YOUR GOAL:
Write the entries out again exactly as they stand, but without the pictures.

Component data from apps and pages:
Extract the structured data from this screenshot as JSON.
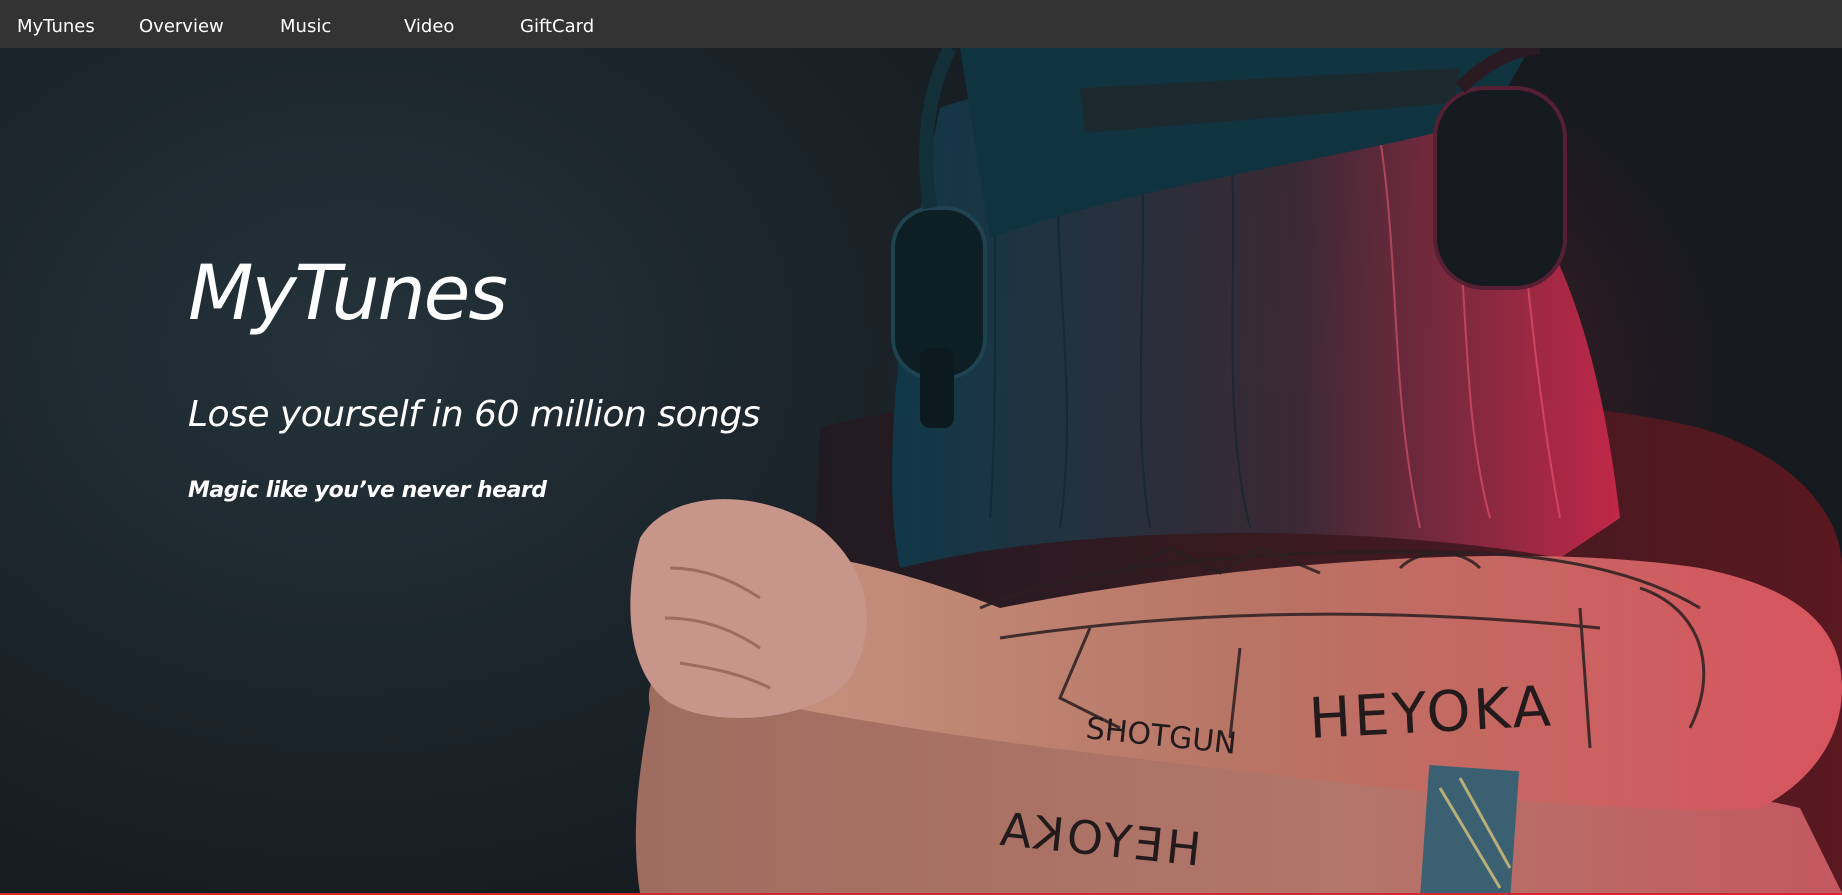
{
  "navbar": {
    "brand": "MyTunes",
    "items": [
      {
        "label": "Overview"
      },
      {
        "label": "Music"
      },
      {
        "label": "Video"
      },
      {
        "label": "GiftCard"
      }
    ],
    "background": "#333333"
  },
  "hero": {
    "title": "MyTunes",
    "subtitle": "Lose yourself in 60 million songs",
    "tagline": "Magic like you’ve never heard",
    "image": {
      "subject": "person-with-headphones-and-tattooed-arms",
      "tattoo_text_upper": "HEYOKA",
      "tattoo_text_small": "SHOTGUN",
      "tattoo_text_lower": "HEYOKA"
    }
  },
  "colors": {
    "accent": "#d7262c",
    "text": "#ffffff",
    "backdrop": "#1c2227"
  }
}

YOUR SOLUTION:
Extract the structured data from this screenshot as JSON.
{
  "navbar": {
    "brand": "MyTunes",
    "items": [
      {
        "label": "Overview"
      },
      {
        "label": "Music"
      },
      {
        "label": "Video"
      },
      {
        "label": "GiftCard"
      }
    ],
    "background": "#333333"
  },
  "hero": {
    "title": "MyTunes",
    "subtitle": "Lose yourself in 60 million songs",
    "tagline": "Magic like you’ve never heard",
    "image": {
      "subject": "person-with-headphones-and-tattooed-arms",
      "tattoo_text_upper": "HEYOKA",
      "tattoo_text_small": "SHOTGUN",
      "tattoo_text_lower": "HEYOKA"
    }
  },
  "colors": {
    "accent": "#d7262c",
    "text": "#ffffff",
    "backdrop": "#1c2227"
  }
}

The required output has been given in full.